What type of library do you work in? Academic
Public Special Other:
My library is located in: U.S.
Canada U.K. Australia
I am a:
Librarian (i.e, have a M.L.S. or equivalent) Paraprofessional/staff member
How many catalogers in your library are responsible for loading/editing batches of MARC records?
1 2 3
4 or more
How much of your time do you spend working with batch MARC records (choose closest answer)? 25% 50% 75% 100%
I use the following tools to edit MARC record batches (check all that apply): MARCEdit
Global Update in my ILS Excel
Do you use regular expressions (RegEx) to identify and edit MARC data? Frequently
Since provider-neutral e-book records can have two or more links to content, do you have a way of checking which links are valid for your library, or do you simply delete all links that aren't from that particular provider?
What is your library's approach to the 776 linking field in e-book batches?

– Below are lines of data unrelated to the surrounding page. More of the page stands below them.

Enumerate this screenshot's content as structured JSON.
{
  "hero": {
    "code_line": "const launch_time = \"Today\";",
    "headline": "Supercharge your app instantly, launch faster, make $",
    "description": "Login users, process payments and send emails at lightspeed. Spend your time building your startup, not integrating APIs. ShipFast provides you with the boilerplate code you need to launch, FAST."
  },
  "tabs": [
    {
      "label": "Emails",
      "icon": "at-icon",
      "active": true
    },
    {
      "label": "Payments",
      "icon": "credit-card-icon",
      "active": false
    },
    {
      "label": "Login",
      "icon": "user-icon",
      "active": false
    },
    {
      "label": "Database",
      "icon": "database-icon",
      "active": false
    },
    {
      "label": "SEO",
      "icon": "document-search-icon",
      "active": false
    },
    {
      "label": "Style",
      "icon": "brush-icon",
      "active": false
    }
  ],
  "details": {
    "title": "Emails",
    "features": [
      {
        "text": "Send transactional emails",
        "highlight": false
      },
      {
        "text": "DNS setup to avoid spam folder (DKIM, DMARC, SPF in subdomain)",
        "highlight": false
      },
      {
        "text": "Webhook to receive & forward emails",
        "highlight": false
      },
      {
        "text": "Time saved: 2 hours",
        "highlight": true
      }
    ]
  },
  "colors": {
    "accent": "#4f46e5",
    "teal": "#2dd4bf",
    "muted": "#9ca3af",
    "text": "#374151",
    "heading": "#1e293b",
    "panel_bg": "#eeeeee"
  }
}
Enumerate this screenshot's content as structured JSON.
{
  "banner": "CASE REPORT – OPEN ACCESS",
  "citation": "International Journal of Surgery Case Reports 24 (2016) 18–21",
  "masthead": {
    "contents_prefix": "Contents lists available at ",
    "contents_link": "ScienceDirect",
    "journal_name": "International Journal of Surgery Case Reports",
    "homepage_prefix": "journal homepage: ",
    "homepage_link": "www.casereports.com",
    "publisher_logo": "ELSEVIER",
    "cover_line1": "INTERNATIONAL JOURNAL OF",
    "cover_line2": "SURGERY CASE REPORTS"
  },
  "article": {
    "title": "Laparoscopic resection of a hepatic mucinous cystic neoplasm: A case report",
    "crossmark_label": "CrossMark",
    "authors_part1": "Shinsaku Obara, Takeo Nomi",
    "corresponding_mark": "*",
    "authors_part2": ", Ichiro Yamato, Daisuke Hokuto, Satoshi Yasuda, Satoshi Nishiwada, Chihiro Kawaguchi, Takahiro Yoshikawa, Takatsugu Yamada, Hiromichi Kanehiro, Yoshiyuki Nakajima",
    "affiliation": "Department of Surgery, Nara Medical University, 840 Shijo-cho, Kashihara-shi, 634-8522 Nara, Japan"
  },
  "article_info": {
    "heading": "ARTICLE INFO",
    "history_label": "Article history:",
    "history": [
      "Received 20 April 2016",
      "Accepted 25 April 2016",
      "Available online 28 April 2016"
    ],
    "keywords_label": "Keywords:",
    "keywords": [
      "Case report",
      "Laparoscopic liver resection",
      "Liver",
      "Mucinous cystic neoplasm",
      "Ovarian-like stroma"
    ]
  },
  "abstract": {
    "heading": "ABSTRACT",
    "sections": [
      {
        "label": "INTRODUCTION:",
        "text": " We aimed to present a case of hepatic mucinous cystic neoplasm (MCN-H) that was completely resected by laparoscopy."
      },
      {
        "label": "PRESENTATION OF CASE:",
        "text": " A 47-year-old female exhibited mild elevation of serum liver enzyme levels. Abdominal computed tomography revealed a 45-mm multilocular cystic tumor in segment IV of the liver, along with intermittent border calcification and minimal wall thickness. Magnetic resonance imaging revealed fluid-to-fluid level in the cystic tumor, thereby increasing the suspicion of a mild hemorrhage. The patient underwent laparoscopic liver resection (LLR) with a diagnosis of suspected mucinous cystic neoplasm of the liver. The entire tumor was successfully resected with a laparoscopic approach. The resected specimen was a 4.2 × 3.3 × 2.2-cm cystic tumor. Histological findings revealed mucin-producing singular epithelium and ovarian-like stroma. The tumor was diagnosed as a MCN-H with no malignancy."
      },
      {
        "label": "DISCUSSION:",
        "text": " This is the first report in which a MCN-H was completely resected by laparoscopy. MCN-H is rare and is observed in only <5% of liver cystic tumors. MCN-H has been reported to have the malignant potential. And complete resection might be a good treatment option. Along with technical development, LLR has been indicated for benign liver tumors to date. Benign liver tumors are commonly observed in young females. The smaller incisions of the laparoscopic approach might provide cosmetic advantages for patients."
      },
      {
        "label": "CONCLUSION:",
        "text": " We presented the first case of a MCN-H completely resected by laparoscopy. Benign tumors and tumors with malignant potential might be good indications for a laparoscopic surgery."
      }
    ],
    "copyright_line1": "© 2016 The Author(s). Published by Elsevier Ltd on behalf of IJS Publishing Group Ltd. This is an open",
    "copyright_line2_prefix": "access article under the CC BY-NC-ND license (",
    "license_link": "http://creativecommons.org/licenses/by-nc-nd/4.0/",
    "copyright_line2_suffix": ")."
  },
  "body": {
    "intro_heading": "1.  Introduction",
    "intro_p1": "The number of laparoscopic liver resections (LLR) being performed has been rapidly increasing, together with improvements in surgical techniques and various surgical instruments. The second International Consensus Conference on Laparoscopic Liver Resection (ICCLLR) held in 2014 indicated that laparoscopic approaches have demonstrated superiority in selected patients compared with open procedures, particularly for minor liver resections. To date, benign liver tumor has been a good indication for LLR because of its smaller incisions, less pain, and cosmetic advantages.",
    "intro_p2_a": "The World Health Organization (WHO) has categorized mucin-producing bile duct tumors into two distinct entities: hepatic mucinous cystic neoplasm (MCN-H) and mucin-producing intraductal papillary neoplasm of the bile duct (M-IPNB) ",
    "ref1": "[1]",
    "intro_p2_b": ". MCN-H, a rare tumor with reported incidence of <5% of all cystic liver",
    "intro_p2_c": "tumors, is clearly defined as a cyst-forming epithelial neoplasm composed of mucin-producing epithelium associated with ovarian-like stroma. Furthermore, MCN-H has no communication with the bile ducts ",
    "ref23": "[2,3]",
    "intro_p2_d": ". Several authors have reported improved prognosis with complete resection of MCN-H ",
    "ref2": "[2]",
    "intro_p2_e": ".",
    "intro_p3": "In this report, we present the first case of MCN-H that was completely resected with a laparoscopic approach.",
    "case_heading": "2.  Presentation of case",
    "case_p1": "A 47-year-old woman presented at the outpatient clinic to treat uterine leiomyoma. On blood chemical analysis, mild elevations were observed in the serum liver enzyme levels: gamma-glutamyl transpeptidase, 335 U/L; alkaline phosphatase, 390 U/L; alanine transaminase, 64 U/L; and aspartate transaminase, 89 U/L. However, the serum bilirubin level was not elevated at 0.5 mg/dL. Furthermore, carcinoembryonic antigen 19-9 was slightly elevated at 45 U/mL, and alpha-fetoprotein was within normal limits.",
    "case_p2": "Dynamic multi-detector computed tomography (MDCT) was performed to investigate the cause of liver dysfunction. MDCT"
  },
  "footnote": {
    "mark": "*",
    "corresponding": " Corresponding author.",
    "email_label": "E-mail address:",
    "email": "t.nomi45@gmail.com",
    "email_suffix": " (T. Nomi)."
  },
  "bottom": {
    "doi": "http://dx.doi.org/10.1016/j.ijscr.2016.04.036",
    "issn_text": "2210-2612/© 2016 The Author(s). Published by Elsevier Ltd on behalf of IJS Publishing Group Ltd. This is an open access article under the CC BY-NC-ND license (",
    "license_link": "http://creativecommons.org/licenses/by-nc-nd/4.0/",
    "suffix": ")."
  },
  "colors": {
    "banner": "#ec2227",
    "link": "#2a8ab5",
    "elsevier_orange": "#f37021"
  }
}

We turn/have display off
We check record by record whether display should be on or off We leave them as is/no policy
We use the single-record approach Other:
What material types are batch loaded by your library (check all that apply)? E-books Online video Microform Print books Maps Other:
Do you set holdings in OCLC for record batches? Yes
Sometimes/Depends Explain your answer above:
Have you used OCLC Connexion's batch processing to create and export a batch? Yes
Have you used Z39.50 to retrieve records from another catalog? Yes
What is the relationship between ERM and e-book record batches at your library? ERM for e-books is linked with some or all batches we load
ERM for e-books is separate from our batch loads We do not use ERM for e-books
Do you have a uniform practice for control numbers (001, 035, etc.) used in your catalog? Describe.
Do you use customized load profiles/programs for batches? If so, when or why?
How is authority control for batches addressed? Sent to a vendor followed by local cleanup Authority control is done in-house
We do not currently do authority control Other:
What are your methods for detecting duplicate records (1) within a single batch, and (2) for records already in your catalog?
If you have or are planning to purchase a discovery platform like Summon, with a knowledgebase that recognizes access to e-books, how does/will this affect batch loading of e-books?
If delays between print availability, online availability, and the loading of records into the catalog have caused ordering/collection management problems in your library, please describe how these are addressed.
Often many libraries are locally correcting the same batches, which results in a tremendous duplication of effort. In your view, what would be the most practical way to make this process more efficient?
Please feel free to add other concerns or problems with batch MARC records, and/or clarify answers above: